* _Exercise details_
Which lines of the data below hold "icon"? Copy each of them.
╭─ Material for the task
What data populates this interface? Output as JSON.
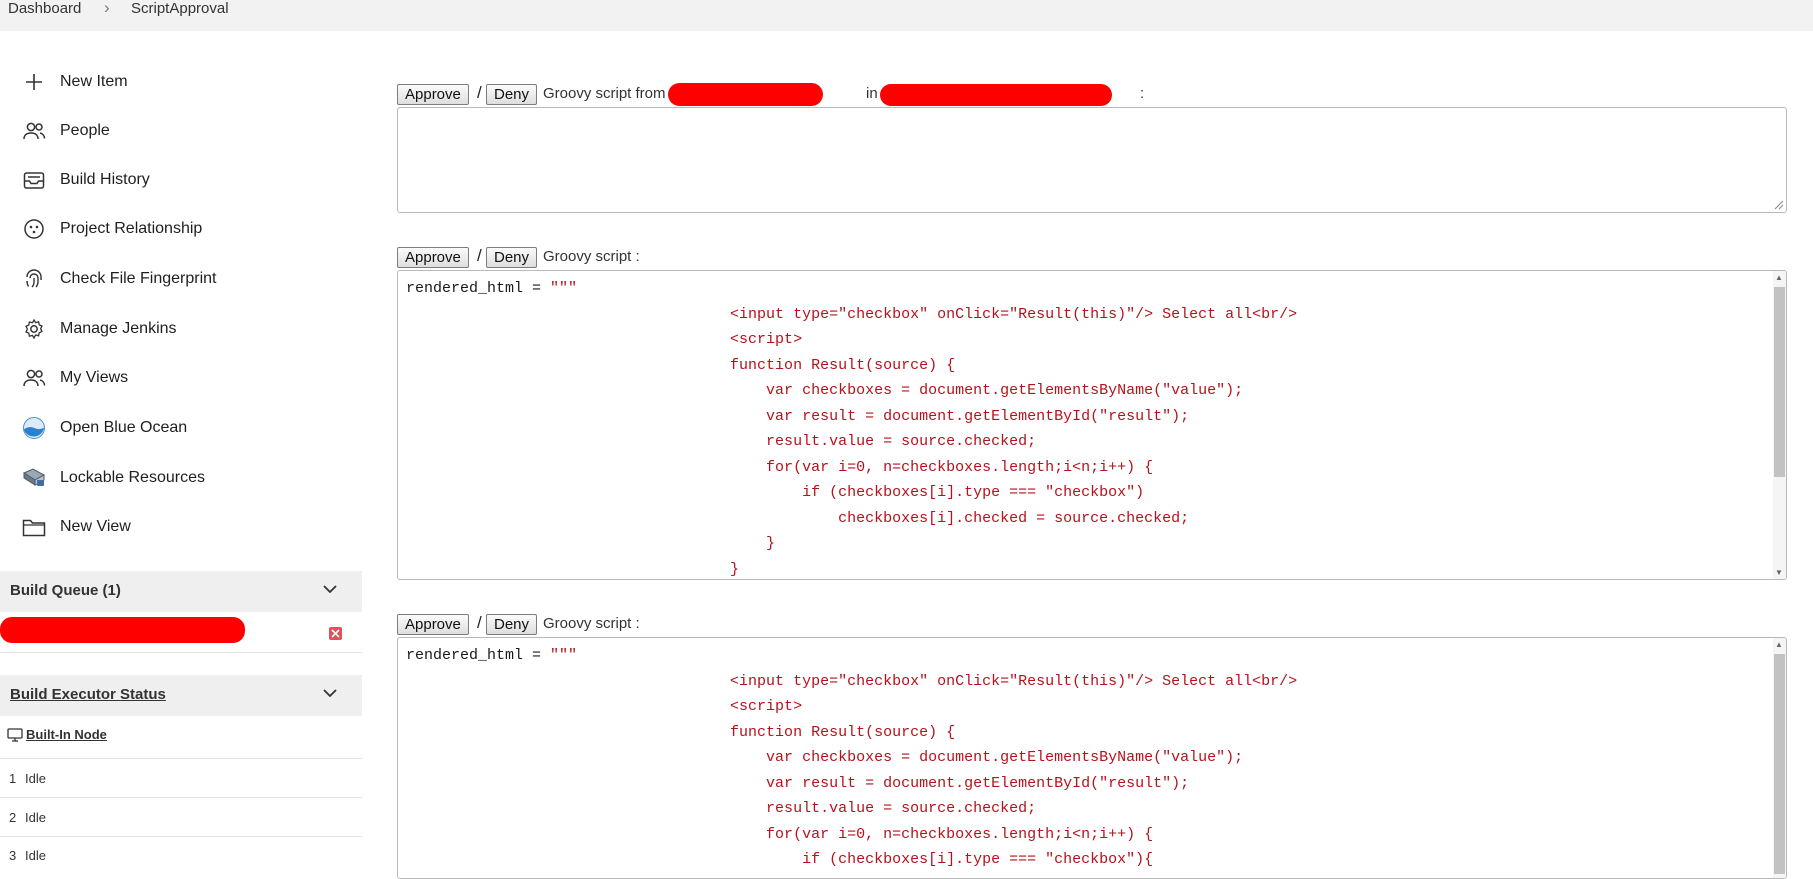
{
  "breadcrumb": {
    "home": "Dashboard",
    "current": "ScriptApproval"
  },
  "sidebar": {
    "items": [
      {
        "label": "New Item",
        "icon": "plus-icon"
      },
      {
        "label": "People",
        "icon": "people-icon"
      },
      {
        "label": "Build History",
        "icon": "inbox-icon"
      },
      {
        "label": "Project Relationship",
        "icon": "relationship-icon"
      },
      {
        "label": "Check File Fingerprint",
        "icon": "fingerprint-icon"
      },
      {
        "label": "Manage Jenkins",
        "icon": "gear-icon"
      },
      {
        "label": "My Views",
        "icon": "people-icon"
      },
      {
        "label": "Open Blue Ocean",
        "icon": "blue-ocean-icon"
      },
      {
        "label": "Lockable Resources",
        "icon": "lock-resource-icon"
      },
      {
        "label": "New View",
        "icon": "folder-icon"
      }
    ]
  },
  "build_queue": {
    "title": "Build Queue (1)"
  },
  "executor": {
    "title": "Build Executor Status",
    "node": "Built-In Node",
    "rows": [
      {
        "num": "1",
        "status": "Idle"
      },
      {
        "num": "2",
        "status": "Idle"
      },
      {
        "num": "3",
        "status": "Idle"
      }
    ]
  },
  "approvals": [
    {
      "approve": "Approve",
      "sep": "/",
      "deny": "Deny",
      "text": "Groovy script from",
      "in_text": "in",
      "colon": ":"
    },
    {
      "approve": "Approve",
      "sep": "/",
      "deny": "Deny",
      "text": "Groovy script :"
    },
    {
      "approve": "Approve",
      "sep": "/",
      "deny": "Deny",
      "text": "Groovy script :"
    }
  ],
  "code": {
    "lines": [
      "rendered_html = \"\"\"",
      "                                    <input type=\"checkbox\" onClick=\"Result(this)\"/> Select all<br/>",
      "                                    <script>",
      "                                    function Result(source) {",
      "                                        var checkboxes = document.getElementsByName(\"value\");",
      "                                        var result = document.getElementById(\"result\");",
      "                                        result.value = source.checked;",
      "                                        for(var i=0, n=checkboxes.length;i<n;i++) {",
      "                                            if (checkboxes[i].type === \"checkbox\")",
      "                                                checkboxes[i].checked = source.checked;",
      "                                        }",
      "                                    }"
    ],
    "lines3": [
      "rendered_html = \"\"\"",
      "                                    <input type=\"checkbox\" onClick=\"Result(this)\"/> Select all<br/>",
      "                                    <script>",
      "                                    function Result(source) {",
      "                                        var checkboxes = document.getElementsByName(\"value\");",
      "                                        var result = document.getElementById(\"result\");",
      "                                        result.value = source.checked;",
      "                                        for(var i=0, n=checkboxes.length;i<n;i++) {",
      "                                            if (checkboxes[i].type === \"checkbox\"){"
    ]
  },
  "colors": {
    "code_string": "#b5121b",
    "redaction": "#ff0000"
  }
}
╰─
* _Answer space_
        "icon": "plus-icon"
        "icon": "people-icon"
        "icon": "inbox-icon"
        "icon": "relationship-icon"
        "icon": "fingerprint-icon"
        "icon": "gear-icon"
        "icon": "people-icon"
        "icon": "blue-ocean-icon"
        "icon": "lock-resource-icon"
        "icon": "folder-icon"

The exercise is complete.